EBriggs's picture

 

Sedna is the Inuit goddess of the sea and the mother of all sea creatures. She rewards the people of the land with food from the sea. Without her blessing, hunts fail and the people starve. She is thus one of the most important figures in Inuit legend. 
 
The discoverers consider Sedna to be a dwarf planet, since it likely satisfies criteria. It is large enough (1200 to 1600 km diameter) to have likely achieved hydrostatic equilibrium, and it is not a moon, but it has not cleared its orbit. As Sedna has no known moons, determining its mass is very difficult. However, if the above estimates for its diameter are coupled with Pluto's density of 2.0 g/cm3, the resultant estimated mass range is 1.8–4.3 x 1021 kg.
 
Sedna has the longest orbital period of any known large object in the Solar System, calculated at around 11,400 years. Its orbit is extremely eccentric, with an aphelion estimated at 937 AU and a perihelion at about 76 AU, the most distant perihelion ever observed for any Solar System object. At its discovery it was approaching perihelion at 89.6 AU from the Sun, and was the most distant object in the Solar System yet observed.
 
Reference: MPC 52771
Name: 
Sedna
Number: 
90377
Designation: 
2003 VB12
Disc.
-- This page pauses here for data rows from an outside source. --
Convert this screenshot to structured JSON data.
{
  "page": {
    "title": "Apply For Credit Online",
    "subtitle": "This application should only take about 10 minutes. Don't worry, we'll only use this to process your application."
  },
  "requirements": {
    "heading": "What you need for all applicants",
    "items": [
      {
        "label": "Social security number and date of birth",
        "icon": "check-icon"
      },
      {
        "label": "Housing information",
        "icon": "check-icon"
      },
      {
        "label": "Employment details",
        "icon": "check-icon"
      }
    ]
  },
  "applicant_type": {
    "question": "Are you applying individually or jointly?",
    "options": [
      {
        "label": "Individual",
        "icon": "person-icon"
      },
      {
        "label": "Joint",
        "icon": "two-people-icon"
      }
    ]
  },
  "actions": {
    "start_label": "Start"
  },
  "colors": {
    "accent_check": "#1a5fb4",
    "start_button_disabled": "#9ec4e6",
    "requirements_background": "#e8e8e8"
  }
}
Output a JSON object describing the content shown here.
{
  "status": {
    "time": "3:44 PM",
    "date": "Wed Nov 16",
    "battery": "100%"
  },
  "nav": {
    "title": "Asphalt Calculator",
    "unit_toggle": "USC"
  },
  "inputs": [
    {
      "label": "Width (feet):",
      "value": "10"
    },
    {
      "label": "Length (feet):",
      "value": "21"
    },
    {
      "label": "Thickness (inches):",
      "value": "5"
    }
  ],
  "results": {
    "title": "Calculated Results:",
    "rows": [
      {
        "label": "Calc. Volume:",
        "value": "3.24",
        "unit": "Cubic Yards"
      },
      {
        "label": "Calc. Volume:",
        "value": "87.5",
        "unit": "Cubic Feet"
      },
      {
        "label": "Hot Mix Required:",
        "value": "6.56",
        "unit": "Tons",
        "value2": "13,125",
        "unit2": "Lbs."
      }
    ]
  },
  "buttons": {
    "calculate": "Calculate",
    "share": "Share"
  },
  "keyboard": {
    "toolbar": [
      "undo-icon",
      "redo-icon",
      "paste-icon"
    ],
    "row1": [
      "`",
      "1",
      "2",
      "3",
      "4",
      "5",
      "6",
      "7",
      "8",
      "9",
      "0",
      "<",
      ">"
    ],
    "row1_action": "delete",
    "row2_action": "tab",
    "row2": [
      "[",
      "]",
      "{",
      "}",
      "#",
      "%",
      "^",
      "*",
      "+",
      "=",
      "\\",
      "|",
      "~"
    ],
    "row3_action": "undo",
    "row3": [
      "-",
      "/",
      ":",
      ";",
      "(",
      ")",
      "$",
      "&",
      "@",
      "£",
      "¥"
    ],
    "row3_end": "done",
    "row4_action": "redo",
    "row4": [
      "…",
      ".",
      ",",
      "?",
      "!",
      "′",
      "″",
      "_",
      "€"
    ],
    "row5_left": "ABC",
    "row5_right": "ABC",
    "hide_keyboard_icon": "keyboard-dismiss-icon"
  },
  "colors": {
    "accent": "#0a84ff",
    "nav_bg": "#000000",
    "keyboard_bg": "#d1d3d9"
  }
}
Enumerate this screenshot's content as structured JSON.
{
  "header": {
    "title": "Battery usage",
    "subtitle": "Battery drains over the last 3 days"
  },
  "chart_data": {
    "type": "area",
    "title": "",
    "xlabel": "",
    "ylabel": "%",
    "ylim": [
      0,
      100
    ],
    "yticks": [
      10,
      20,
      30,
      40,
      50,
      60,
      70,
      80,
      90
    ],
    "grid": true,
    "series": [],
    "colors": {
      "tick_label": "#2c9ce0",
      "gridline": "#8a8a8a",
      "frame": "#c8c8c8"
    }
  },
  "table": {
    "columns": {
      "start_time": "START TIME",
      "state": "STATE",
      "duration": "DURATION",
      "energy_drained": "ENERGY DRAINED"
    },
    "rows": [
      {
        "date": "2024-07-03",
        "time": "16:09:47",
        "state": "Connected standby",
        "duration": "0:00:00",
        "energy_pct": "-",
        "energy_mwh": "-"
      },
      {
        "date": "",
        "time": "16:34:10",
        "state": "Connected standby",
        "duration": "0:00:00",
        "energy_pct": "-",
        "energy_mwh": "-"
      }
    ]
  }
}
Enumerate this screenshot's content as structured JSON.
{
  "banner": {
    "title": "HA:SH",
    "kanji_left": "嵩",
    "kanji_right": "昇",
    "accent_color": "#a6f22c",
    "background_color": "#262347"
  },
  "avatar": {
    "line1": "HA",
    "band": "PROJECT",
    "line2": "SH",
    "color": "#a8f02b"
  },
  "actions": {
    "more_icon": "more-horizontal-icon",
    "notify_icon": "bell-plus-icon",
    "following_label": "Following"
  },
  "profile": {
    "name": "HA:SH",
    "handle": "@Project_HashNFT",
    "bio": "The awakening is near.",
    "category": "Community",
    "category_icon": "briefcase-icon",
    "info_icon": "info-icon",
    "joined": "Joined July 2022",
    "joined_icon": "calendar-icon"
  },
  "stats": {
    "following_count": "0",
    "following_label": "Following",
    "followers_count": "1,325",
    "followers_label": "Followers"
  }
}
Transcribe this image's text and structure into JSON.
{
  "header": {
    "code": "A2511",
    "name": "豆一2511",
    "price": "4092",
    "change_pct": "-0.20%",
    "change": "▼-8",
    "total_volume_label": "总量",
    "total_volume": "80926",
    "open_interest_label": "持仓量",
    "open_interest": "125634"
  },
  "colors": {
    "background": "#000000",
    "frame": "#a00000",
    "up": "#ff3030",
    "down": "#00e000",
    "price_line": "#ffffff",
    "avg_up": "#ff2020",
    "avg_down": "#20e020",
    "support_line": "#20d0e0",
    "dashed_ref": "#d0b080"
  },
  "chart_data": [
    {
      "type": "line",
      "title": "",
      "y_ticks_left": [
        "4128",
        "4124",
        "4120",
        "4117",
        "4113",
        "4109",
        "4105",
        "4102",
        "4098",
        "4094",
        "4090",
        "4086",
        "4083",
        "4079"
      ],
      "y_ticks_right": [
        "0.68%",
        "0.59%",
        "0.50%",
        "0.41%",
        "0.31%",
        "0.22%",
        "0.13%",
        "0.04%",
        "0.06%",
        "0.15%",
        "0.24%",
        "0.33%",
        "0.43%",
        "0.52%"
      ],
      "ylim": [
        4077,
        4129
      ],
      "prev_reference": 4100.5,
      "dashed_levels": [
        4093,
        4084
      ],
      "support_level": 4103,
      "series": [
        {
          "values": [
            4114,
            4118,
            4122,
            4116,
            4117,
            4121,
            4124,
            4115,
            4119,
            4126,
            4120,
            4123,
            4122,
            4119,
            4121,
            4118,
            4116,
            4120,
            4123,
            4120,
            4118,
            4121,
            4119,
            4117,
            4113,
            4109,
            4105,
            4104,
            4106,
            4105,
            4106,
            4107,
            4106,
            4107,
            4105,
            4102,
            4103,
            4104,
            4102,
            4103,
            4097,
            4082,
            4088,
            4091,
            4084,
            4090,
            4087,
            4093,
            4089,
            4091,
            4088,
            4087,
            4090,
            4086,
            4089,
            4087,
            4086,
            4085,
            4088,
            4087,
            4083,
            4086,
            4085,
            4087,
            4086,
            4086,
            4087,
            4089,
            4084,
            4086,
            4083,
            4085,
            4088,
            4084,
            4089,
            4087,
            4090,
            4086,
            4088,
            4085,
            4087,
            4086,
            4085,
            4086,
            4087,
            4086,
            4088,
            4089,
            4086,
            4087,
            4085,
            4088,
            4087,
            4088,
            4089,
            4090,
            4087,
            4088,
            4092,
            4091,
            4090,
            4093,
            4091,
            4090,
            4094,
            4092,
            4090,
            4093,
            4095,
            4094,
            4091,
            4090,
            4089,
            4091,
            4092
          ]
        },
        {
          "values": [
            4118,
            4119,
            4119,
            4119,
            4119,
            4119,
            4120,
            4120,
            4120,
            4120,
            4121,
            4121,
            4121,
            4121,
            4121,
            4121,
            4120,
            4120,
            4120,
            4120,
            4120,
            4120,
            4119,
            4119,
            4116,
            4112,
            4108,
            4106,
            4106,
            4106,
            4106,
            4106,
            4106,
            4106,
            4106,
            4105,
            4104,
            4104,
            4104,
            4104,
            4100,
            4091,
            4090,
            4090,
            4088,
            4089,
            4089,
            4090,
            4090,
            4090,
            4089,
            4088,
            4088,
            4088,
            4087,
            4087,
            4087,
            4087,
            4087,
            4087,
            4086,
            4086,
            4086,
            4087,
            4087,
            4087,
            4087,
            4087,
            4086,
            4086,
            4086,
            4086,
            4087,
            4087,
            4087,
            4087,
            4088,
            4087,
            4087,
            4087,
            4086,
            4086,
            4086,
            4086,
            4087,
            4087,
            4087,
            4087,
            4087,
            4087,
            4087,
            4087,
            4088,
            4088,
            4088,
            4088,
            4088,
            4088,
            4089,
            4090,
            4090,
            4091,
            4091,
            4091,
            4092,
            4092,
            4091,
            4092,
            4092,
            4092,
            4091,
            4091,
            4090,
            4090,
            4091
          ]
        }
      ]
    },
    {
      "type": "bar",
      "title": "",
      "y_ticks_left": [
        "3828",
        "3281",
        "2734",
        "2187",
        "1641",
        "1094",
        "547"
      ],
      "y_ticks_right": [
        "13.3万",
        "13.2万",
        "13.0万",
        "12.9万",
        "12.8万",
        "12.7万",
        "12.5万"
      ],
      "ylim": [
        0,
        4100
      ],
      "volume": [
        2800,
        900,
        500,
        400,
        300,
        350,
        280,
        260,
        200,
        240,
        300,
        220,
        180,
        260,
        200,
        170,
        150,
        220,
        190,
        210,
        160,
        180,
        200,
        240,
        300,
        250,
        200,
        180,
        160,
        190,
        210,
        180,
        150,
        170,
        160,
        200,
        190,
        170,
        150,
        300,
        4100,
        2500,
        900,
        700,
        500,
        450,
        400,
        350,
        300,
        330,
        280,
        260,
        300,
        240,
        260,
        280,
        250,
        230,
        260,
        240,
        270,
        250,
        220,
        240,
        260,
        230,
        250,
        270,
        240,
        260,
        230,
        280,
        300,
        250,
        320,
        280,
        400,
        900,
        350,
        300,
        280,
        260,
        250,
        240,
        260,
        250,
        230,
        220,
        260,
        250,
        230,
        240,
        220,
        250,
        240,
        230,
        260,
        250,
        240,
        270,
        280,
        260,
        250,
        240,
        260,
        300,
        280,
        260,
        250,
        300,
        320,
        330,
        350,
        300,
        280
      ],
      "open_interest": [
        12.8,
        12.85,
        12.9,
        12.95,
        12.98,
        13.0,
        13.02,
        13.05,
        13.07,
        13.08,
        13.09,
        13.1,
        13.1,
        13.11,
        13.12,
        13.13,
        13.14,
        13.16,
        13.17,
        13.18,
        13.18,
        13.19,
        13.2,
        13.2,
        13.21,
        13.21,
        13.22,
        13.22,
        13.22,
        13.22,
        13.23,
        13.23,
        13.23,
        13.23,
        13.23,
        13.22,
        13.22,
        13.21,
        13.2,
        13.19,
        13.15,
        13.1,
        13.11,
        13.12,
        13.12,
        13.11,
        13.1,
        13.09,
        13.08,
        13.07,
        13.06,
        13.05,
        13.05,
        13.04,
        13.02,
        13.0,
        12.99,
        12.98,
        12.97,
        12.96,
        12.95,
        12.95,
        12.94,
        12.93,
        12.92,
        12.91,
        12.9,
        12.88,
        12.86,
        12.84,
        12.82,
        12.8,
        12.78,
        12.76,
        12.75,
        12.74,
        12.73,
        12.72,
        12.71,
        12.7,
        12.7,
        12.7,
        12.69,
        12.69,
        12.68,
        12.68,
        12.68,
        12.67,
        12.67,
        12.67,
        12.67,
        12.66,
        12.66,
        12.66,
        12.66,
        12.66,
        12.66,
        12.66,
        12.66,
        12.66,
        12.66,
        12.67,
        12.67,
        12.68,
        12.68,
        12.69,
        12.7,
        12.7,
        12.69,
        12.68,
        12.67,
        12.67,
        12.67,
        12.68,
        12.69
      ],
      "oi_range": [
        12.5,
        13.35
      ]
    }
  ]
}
Date: 
2003-11-14
Discoverer: 
Brown, M.E., Trujillo, C.A. & Rabinowitz, D.
Disc. Place: 
Palomar